Teams will wonder about his effort and stamina though. Worthy will give up on plays when he doesn't immediately beat his man and can get worn down over the course of the game. He will be best in a rotation to keep him fresh. The Seahawks won't have any trouble accommodating that need. I would be thrilled to get Worthy with our second round pick.
Jaye Howard (6-3 303) RS Senior from Florida
Jaye Howard is my sleeper for the Seahawks in the third or fourth round. Despite what his height/weight ratio might suggest, Howard is thick and plays low, allowing him to hold up against the run. Howard isn't especially agile but he's quick and looks dangerous on twists. He could add more bulk and retain most of his quickness.

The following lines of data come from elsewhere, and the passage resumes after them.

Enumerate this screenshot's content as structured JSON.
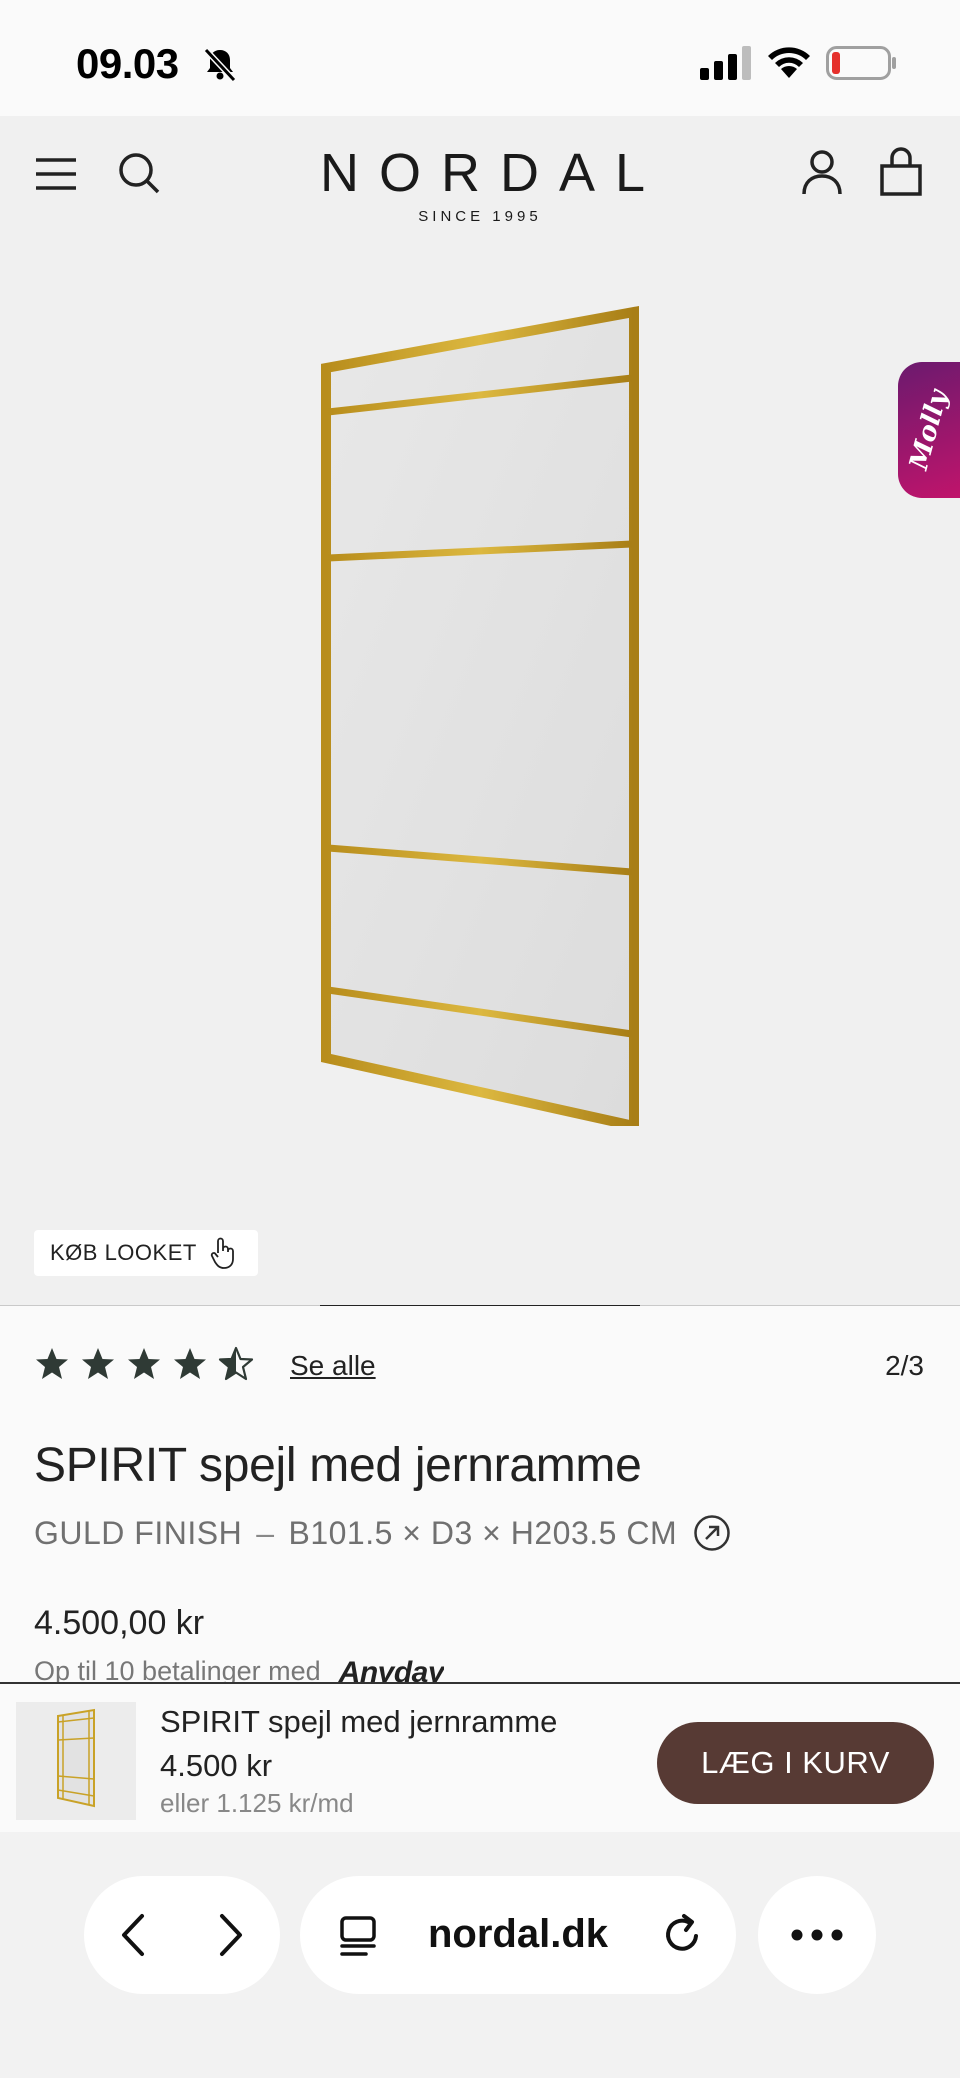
{
  "status_bar": {
    "time": "09.03",
    "icons": [
      "bell-slash-icon",
      "cellular-signal-icon",
      "wifi-icon",
      "battery-low-icon"
    ]
  },
  "header": {
    "brand": "NORDAL",
    "tagline": "SINCE 1995",
    "icons": [
      "menu-icon",
      "search-icon",
      "account-icon",
      "bag-icon"
    ]
  },
  "gallery": {
    "chat_widget_label": "Molly",
    "buy_look_label": "KØB LOOKET",
    "progress_fraction": 0.333
  },
  "product": {
    "rating": 4.5,
    "rating_max": 5,
    "see_all_label": "Se alle",
    "image_counter": "2/3",
    "title": "SPIRIT spejl med jernramme",
    "finish": "GULD FINISH",
    "separator": "–",
    "dimensions": "B101.5 × D3 × H203.5 CM",
    "price": "4.500,00 kr",
    "installments_text": "Op til 10 betalinger med",
    "installments_provider": "Anyday"
  },
  "sticky_bar": {
    "title": "SPIRIT spejl med jernramme",
    "price": "4.500 kr",
    "monthly": "eller 1.125 kr/md",
    "add_to_cart_label": "LÆG I KURV"
  },
  "browser": {
    "url": "nordal.dk",
    "icons": [
      "back-icon",
      "forward-icon",
      "tabs-icon",
      "reload-icon",
      "more-icon"
    ]
  },
  "colors": {
    "gold_frame": "#c9a227",
    "cart_button": "#573a34",
    "molly_gradient_start": "#6b1a6e",
    "molly_gradient_end": "#c0146b"
  }
}
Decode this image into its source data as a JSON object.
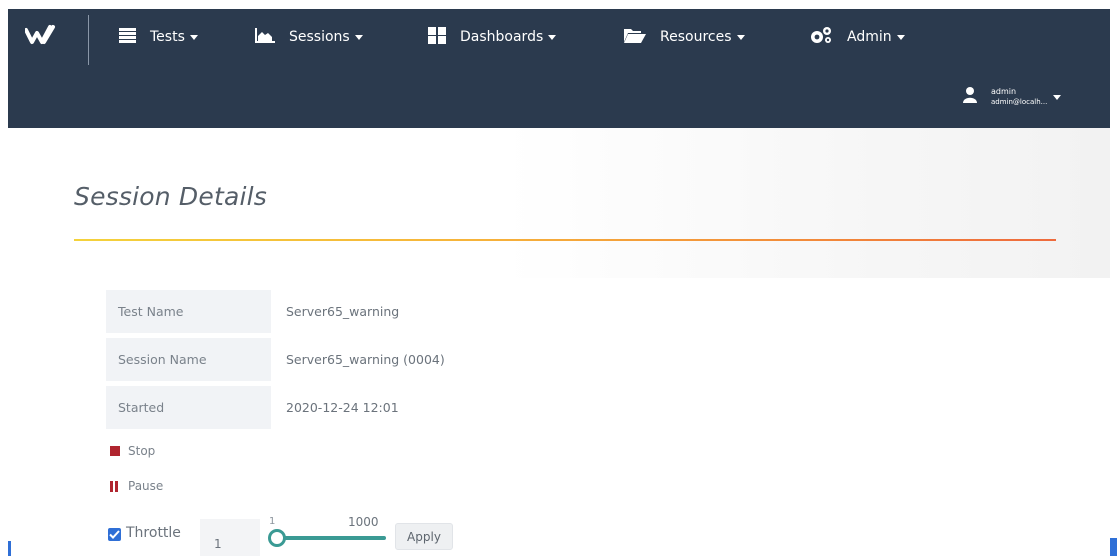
{
  "nav": {
    "items": [
      {
        "label": "Tests",
        "icon": "list-icon"
      },
      {
        "label": "Sessions",
        "icon": "area-chart-icon"
      },
      {
        "label": "Dashboards",
        "icon": "grid-icon"
      },
      {
        "label": "Resources",
        "icon": "folder-open-icon"
      },
      {
        "label": "Admin",
        "icon": "cogs-icon"
      }
    ],
    "logo_icon": "w-logo-icon",
    "user": {
      "name": "admin",
      "email": "admin@localh...",
      "icon": "user-icon"
    }
  },
  "page": {
    "title": "Session Details"
  },
  "details": [
    {
      "label": "Test Name",
      "value": "Server65_warning"
    },
    {
      "label": "Session Name",
      "value": "Server65_warning (0004)"
    },
    {
      "label": "Started",
      "value": "2020-12-24 12:01"
    }
  ],
  "controls": {
    "stop_label": "Stop",
    "pause_label": "Pause"
  },
  "throttle": {
    "checked": true,
    "label": "Throttle",
    "value": "1",
    "slider_min": "1",
    "slider_max": "1000",
    "apply_label": "Apply"
  },
  "colors": {
    "navbar": "#2b3a4e",
    "accent_stop": "#b0252f",
    "slider": "#3a9a94",
    "checkbox": "#2f6fd6"
  }
}
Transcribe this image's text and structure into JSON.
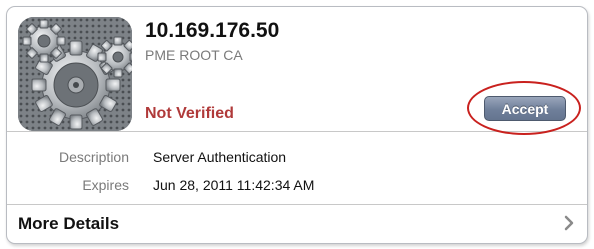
{
  "certificate": {
    "title": "10.169.176.50",
    "issuer": "PME ROOT CA",
    "status": "Not Verified",
    "accept_label": "Accept",
    "icon": "settings-gears-icon"
  },
  "details": [
    {
      "label": "Description",
      "value": "Server Authentication"
    },
    {
      "label": "Expires",
      "value": "Jun 28, 2011 11:42:34 AM"
    }
  ],
  "more_details": {
    "label": "More Details",
    "icon": "chevron-right-icon"
  },
  "colors": {
    "status_red": "#b03a3a",
    "accept_blue": "#6f7f9a",
    "highlight_ring": "#c9211e"
  }
}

Here is Howard playing a lot of 5-tech against LSU last year. You can see his athleticism but there's nothing especially exciting there. Now contrast that to the performance below against Ohio State in Florida's Gator Bowl victory this year where you see an entirely different player. Howard is now primarily playing 3-tech and is starting to trust his athleticism. You see him clubbing linemen aside with his strength and even anticipating the snap count to burst into the backfield. This guy really intrigues me.
DaJohn Harris (6-4 310) RS Senior from Southern California
If Alan Branch and Red Bryant are the mold then Pete won't hesitate to grab his former USC recruit. I suspect Harris will weigh in at the combine closer to 320 than the 310 he's listed at. His size and strength are immediately evident as soon as you see him play. What Harris offers that Branch/Bryant do not is a surprising burst off the snap, which is further complimented by good quickness to work past blockers. Harris does an excellent job getting his hands up with six pass deflections in 2011.
Harris is a project though. He's overly aggressive and often struggles with leverage. He also doesn't have much stamina and gives inconsistent effort. Ideally Harris will develop into a starting 3-tech but if his leverage and discipline don't improve then he'll make the move out to 5-tech, just like Big Red did.
Marcus Forston (6-3 300) RS Junior from Miami
Marcus Forston is an exciting prospect whose college career was tainted by injuries. He looked primed for a big 2011 season before suffering a non-contact knee injury that ended his season early in the year. When healthy, Forston looked like a disruptive force at times. He's quick and has a high motor. When he jumps the snap he'll slant into the backfield to cause mayhem. His powerful lower body helps him hold up against the run.
Forston really needs to improve his pad level and hand use. If he can play with a lower base then there's nothing preventing him from being a starter as a pro. The Hawks' front office showed they weren't afraid of players with an injury history when they picked Walter Thurmond III in the fourth round of the 2010 draft. Forston plays with some attitude, which I think Pete will appreciate.
Big thanks as usual to DraftBreakdown for the excellent scouting videos they put together. If it wasn't for their hard, unheralded and humble work, we'd be forced to watch those godawful horrible highlight videos with terrible soundtracks all day. So, thanks to Aaron Aloysius, JMPasq, JPDraftJedi, TTN2810, MARI0clp and the whole DraftBreakdown crew.